Wednesday, August 13, 2008
Thursday, August 7, 2008
It's three o'clock in the morning, at a nondescript pub in a vaguely British country. It's raining outside, and most of the clientele has gone home long ago, but those remaining are waiting out the storm.
They have long since played every card game they can remember, and are tired of them. Giving up on the prospect of another card game, Jack decides to dip into the reserves behind the counter. His cocaine is for emergencies only, but this degree of boredom definitely qualifies.
Each shoots up, going around the circle. After taking in the effects of the narcotics for a while, Oswald pipes up.
"Hey, let's play cards."
"We've already played all the games there are. That's why we're on crack."
"No, let's...invent a game."
"Okay, sure, I'll grab a deck."
"Okay. No wait...grab two. With the same back."
"All right, whatever you say..."
Pete jumps up and grabs a couple decks and throws them at Oswald. He starts to sort the decks, much to the bewilderment of his friends.
"What the hell are you doing?"
"Just wait...it's brilliant!"
When he's finished, only the 9's and up from each deck are left, in one sad excuse for a set of cards.
"We can't just play with a normal deck...that's for losers and people who aren't on drugs. We need a NEW deck! And as for gameplay, you can play with tricks, right? Or with melds. But in THIS game, you play with tricks AND melds. But neither of them is going to be quite like other games' tricks and melds. Because that would be confusing."
He explains that first you pass cards, which is a familiar concept. You have a partner, okay, that works.
"So runs are what, a minimum of three?" asks Jack.
"No, they have to be J Q K 10 A. Of the trump suit."
"Wait, you mean 10 J Q K A?"
"Nope, in my game, 10 is the second-highest card, right behind A."
"But 9 is still low?"
"Yep. Oh, and if you have an extra King with the run, you get 2 points, and an extra Queen, you also get two points."
"Oh, I get it. Same for Jacks and 10s then?"
"Nope, just Kings and Queens. But if you have a nine of trump, whether or not you have the run, you also get a point."
"Umm, okay, let's forget the runs for now. What about the pairs?"
"You don't do pairs."
"You see, pairs are stupid. You have to have one of each suit. And you don't call them pairs, they're 'arounds'. Ace-arounds, King-arounds, Queen-arounds, Jack-arounds."
"Nope, 10s don't count."
"But they're the second highest, right?"
"Okay, so then you do the tricks?"
"Nope, I'm not done yet. You can also do pairs."

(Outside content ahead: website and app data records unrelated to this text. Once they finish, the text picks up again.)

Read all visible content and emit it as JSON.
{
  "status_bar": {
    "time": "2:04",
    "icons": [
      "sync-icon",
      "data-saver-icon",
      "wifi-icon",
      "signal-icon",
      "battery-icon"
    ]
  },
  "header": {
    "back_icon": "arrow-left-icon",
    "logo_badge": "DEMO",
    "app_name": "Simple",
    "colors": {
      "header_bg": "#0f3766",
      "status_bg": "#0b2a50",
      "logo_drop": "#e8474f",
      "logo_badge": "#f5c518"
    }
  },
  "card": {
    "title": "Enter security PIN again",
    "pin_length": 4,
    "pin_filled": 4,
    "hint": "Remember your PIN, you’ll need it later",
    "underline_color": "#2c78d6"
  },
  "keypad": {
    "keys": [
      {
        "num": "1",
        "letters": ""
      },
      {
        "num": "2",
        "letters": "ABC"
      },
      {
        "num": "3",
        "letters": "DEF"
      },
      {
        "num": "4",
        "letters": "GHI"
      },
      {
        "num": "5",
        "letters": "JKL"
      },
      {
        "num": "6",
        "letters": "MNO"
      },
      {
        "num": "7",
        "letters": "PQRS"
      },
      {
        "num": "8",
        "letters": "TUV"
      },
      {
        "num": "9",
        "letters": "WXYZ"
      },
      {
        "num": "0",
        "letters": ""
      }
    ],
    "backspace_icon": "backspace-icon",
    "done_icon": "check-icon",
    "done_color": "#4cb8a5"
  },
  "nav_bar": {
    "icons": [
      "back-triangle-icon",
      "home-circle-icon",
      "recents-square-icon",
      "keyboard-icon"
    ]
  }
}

"I thought you didn't do pairs."
"You don't, unless they're married. So kings and queens of the same suit get you two points."
"Umm, okay, that works. Then tricks?"

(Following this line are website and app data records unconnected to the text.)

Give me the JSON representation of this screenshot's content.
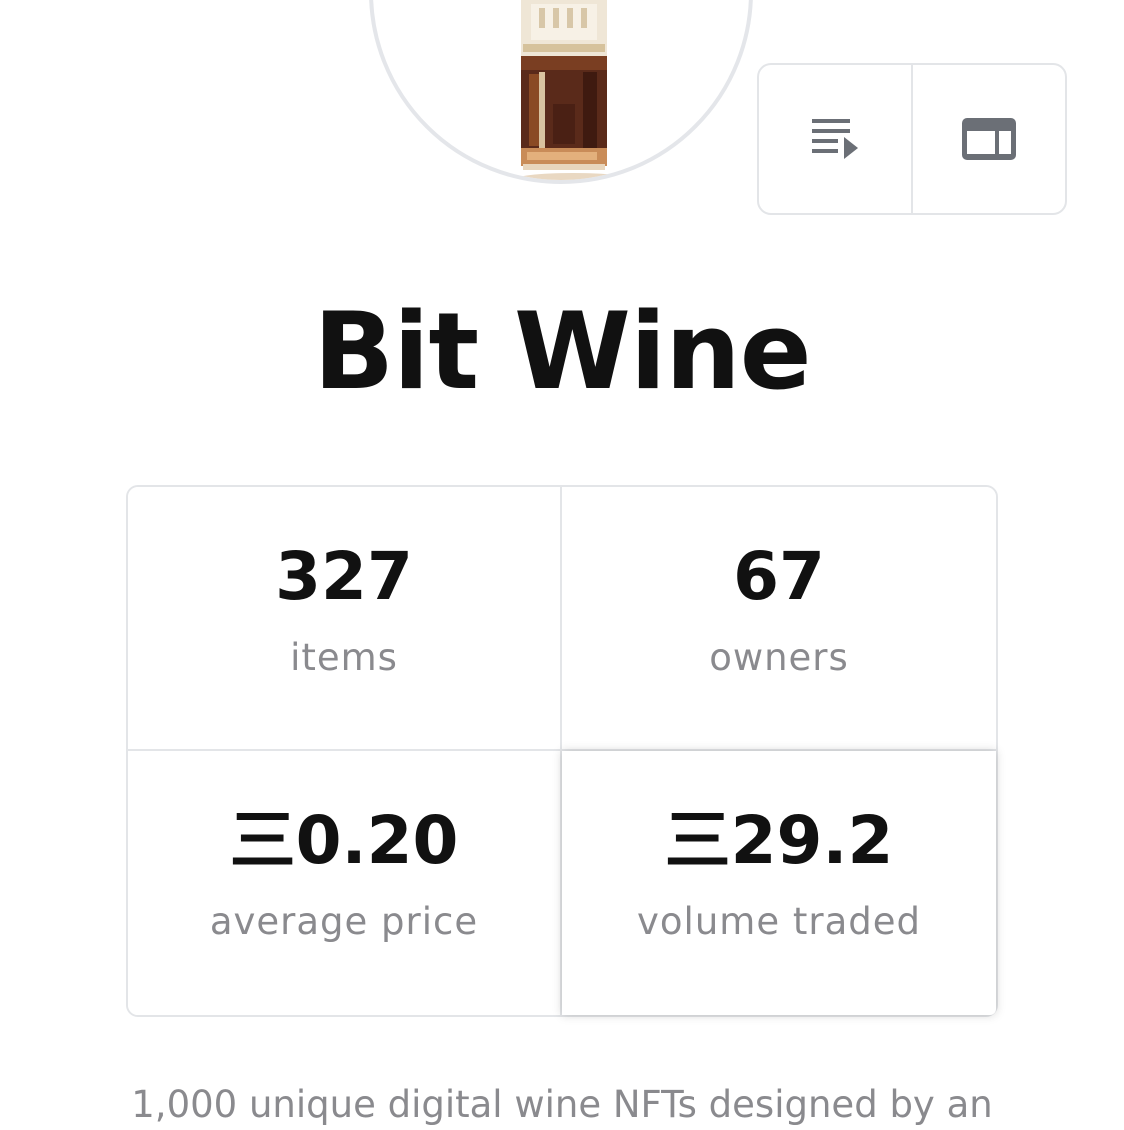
{
  "collection": {
    "title": "Bit Wine",
    "avatar_icon": "wine-bottle-pixel-art",
    "description": "1,000 unique digital wine NFTs designed by an"
  },
  "view_toggle": {
    "list_icon": "playlist-icon",
    "grid_icon": "web-layout-icon"
  },
  "stats": [
    {
      "value": "327",
      "label": "items"
    },
    {
      "value": "67",
      "label": "owners"
    },
    {
      "value": "三0.20",
      "label": "average price"
    },
    {
      "value": "三29.2",
      "label": "volume traded"
    }
  ],
  "colors": {
    "border": "#e3e5e8",
    "label_gray": "#8a8a8e",
    "text": "#111111",
    "icon_gray": "#6b6f76"
  }
}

"No, I've always liked shooting the moon. We need to do something like that. If you get the Queen of Spades and..."
Oswald cuts the deck and picks a card.
"...the Jack of Diamonds, you get four points. Oh and if you get both it's...thirty."
"Thirty points? How much is the run?"
"Okay, can we just do the tricks now?"
"Yeah, I suppose I'm done for now. Now for the tricks, it works like normal, except if you can, you have to try to take the trick. I'm getting tired of making up rules. But I did have this one idea..."
"What's that, Ozzie?"
"At the beginning of the hand, you bet how many points you can get. Kind of like poker. And whoever bets highest gets to pick what suit trump is."
"So...what happens if you don't get that many points?"
"You subtract your bid from your score. Obviously."
"And if you do?"
"Nothing. You just got to pick trump."
"Okay, okay, and what, you get a point for every trick or something?"
"Nope, you get points for the cards in the trick."
"What, 3 points for 10 A, 2 points for face cards, and 1 for 9?"
"Nope, you get one point for A 10 K."
"Wait, just King?"
At this point, his friends are getting a little edgy, and messing with edgy crackheads is never a good idea. But Oswald, being a crackhead himself, doesn't quite understand this. He continues, oblivious. "And as for the end of the game, it's like a race. First person to...150 points. No, make that 1500! That'll be awesome!" Jack pulls out his revolver. Seeing the newly brandished firearm, Oswald nervously attempts to smooth things over. "Okay, fine, we'll just make everything worth 10 times as much. Just add a zero. How about that?"
A shot rings out. Jack was not amused by his concessions, and the world is quickly less one card-playing crackhead. Oswald's friends decide to clean up the mess, call it a night, and head home.
A few weeks later, however, they once again find themselves strung out on cocaine, and without any card games left to play. They come across their dead friend's modified deck, and for some reason unfathomable to anyone who is not on narcotics, decide to write down what they could remember of his rules and try this game. The rest, as they say, is history.
The man the world now doesn't know as Oswald Pinochle gave his life for that of the card game that bears his name, creating a whole new market for modified card decks. Some people hail him as a genius. Those people, however, are also usually using hard drugs. Most of us just wish he'd gone home when it started raining.